Segment Start: Exercise materials

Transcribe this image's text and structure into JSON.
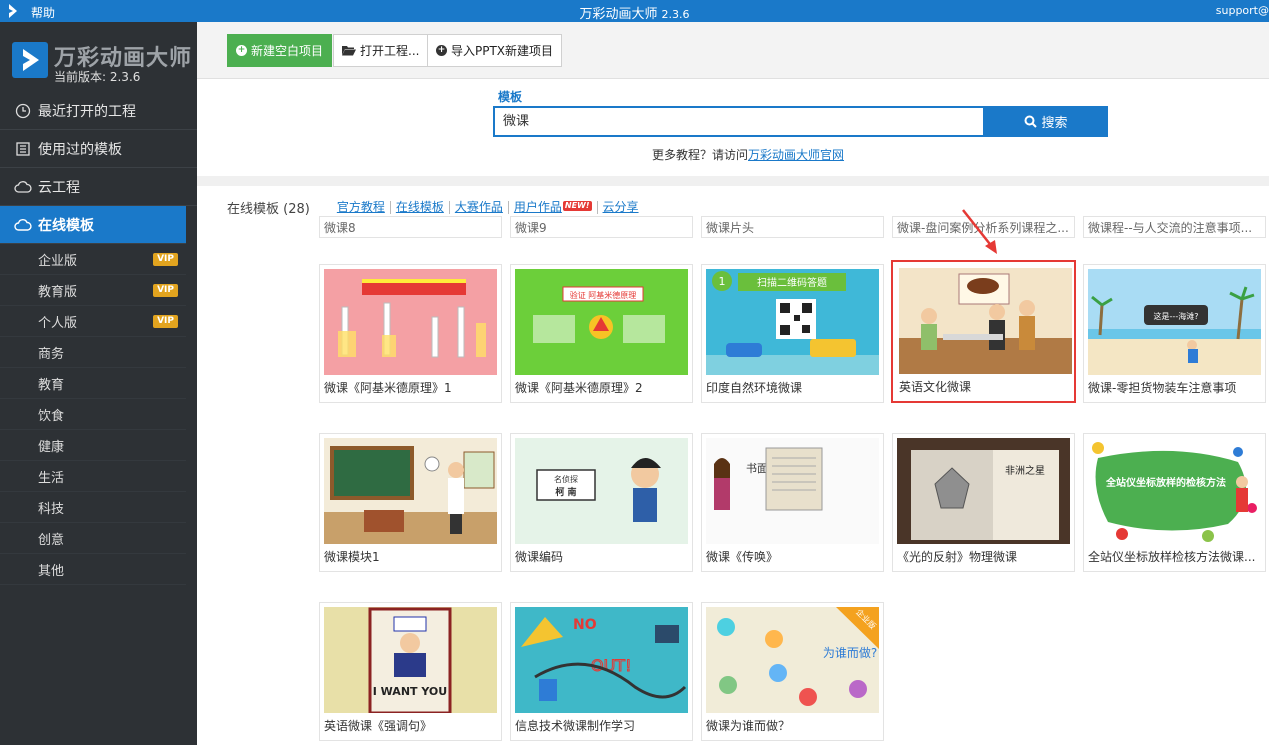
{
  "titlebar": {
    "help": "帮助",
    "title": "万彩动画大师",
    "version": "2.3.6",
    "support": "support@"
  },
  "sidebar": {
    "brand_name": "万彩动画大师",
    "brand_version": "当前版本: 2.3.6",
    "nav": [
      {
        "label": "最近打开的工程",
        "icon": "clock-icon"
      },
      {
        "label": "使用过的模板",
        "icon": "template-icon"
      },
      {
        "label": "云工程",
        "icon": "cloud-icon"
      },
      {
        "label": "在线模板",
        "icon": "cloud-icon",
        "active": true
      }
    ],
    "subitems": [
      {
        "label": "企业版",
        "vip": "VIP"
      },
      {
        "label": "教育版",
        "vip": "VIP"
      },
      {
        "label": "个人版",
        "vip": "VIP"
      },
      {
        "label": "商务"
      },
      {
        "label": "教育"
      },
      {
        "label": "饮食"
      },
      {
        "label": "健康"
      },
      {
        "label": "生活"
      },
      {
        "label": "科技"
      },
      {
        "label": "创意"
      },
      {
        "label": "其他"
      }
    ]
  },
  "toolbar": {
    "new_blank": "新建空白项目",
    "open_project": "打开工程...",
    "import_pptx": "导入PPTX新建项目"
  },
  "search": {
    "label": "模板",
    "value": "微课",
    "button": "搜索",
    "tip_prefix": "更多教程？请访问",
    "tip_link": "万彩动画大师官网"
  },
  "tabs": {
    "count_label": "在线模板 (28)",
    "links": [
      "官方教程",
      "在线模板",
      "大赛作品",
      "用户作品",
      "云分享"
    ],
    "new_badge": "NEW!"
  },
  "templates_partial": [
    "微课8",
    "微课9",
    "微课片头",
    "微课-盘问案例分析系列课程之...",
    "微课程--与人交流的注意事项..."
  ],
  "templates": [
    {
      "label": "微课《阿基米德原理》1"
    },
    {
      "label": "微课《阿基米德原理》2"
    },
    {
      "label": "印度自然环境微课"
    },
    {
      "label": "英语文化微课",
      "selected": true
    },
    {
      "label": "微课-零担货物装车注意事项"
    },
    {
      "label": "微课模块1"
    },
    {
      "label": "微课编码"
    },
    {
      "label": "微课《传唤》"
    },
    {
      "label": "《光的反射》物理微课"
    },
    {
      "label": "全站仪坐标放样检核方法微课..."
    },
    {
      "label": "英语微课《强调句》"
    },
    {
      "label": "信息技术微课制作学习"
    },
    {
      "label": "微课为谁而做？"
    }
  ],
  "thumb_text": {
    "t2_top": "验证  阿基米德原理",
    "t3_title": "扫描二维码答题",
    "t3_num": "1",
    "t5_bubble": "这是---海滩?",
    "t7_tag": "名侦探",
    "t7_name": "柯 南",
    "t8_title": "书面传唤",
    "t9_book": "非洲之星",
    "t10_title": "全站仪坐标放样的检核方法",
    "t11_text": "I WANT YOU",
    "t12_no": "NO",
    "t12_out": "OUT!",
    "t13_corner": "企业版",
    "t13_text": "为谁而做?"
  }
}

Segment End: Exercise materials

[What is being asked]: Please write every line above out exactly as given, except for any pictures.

[Result of this exercise]:
Transcribe this image's text and structure into JSON.
{
  "titlebar": {
    "help": "帮助",
    "title": "万彩动画大师",
    "version": "2.3.6",
    "support": "support@"
  },
  "sidebar": {
    "brand_name": "万彩动画大师",
    "brand_version": "当前版本: 2.3.6",
    "nav": [
      {
        "label": "最近打开的工程",
        "icon": "clock-icon"
      },
      {
        "label": "使用过的模板",
        "icon": "template-icon"
      },
      {
        "label": "云工程",
        "icon": "cloud-icon"
      },
      {
        "label": "在线模板",
        "icon": "cloud-icon",
        "active": true
      }
    ],
    "subitems": [
      {
        "label": "企业版",
        "vip": "VIP"
      },
      {
        "label": "教育版",
        "vip": "VIP"
      },
      {
        "label": "个人版",
        "vip": "VIP"
      },
      {
        "label": "商务"
      },
      {
        "label": "教育"
      },
      {
        "label": "饮食"
      },
      {
        "label": "健康"
      },
      {
        "label": "生活"
      },
      {
        "label": "科技"
      },
      {
        "label": "创意"
      },
      {
        "label": "其他"
      }
    ]
  },
  "toolbar": {
    "new_blank": "新建空白项目",
    "open_project": "打开工程...",
    "import_pptx": "导入PPTX新建项目"
  },
  "search": {
    "label": "模板",
    "value": "微课",
    "button": "搜索",
    "tip_prefix": "更多教程？请访问",
    "tip_link": "万彩动画大师官网"
  },
  "tabs": {
    "count_label": "在线模板 (28)",
    "links": [
      "官方教程",
      "在线模板",
      "大赛作品",
      "用户作品",
      "云分享"
    ],
    "new_badge": "NEW!"
  },
  "templates_partial": [
    "微课8",
    "微课9",
    "微课片头",
    "微课-盘问案例分析系列课程之...",
    "微课程--与人交流的注意事项..."
  ],
  "templates": [
    {
      "label": "微课《阿基米德原理》1"
    },
    {
      "label": "微课《阿基米德原理》2"
    },
    {
      "label": "印度自然环境微课"
    },
    {
      "label": "英语文化微课",
      "selected": true
    },
    {
      "label": "微课-零担货物装车注意事项"
    },
    {
      "label": "微课模块1"
    },
    {
      "label": "微课编码"
    },
    {
      "label": "微课《传唤》"
    },
    {
      "label": "《光的反射》物理微课"
    },
    {
      "label": "全站仪坐标放样检核方法微课..."
    },
    {
      "label": "英语微课《强调句》"
    },
    {
      "label": "信息技术微课制作学习"
    },
    {
      "label": "微课为谁而做？"
    }
  ],
  "thumb_text": {
    "t2_top": "验证  阿基米德原理",
    "t3_title": "扫描二维码答题",
    "t3_num": "1",
    "t5_bubble": "这是---海滩?",
    "t7_tag": "名侦探",
    "t7_name": "柯 南",
    "t8_title": "书面传唤",
    "t9_book": "非洲之星",
    "t10_title": "全站仪坐标放样的检核方法",
    "t11_text": "I WANT YOU",
    "t12_no": "NO",
    "t12_out": "OUT!",
    "t13_corner": "企业版",
    "t13_text": "为谁而做?"
  }
}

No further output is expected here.